Several athletes criticized the Biden administration’s push for the inclusion of trans athletes, arguing that it threatened and damaged the independence of women’s sports.
“We are the ones who these policies are impacting.

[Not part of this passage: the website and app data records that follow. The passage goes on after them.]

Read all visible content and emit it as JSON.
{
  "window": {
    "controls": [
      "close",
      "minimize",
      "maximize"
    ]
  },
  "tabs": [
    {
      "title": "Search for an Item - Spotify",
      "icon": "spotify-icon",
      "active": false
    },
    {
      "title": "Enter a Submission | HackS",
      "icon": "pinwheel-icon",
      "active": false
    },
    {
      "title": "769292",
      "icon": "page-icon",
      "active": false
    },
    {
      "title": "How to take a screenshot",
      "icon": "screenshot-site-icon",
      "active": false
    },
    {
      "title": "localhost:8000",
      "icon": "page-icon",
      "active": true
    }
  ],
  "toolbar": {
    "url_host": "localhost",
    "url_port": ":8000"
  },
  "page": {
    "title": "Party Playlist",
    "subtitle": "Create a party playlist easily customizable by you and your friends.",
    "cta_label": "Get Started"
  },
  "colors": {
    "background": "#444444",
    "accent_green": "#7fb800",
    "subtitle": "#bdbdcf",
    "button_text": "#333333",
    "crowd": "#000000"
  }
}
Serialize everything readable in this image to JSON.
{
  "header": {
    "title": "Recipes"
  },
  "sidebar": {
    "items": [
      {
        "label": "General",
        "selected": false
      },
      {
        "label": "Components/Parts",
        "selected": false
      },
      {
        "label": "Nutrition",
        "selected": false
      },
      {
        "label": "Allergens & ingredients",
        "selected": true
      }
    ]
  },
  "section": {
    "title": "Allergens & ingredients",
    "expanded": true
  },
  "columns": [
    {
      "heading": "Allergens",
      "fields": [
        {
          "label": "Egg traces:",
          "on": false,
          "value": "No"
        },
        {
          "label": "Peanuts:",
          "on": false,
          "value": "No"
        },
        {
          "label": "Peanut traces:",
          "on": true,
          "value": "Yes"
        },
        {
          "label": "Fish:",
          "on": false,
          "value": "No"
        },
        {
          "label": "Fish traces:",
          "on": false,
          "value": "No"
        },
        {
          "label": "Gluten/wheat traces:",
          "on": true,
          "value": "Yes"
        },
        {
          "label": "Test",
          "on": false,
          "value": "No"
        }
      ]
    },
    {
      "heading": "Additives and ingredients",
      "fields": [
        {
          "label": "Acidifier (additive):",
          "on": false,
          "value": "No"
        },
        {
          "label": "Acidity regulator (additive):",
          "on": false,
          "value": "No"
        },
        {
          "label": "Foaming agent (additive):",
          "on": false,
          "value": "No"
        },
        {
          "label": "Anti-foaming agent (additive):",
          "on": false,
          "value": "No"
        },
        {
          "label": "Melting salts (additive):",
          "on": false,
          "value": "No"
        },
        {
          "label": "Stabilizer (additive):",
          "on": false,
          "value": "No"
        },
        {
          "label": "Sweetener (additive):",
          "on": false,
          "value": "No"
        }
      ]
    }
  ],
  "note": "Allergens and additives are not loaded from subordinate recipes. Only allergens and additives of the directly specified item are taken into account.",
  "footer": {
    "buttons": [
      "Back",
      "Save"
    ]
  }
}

We are the victims of this ideology,” said Macy Petty, who plays volleyball at Lee University in Tennessee.
Members also pledged to take swift action to pass bills to protect women’s sports if Republicans take the House majority in November.
“I think America needs to know where every member of Congress stands on this issue whether you’re a Democrat or a Republican,” said Mr. Steube, who introduced the Protection of Women and Girls in Sports Act.
Mr. Steube’s bill highlights that the language of sex in Title IX could be “recognized solely on a person’s reproductive biology and genetics at birth.”
The White House announced that it would make sweeping changes to Title IX to expand the rights of trans individuals and roll back a Trump-era policy of due process protections in campus-assault cases.
Education Secretary Miguel Cardona said the changes would add “sexual orientation, gender identity, and sex characteristics” to Title IX discrimination.
“I’ll continue to fight for the promise of Title IX — that every woman and girl can pursue her education and dreams free from discrimination, and every LGBTQI+ student is protected,” President Biden tweeted.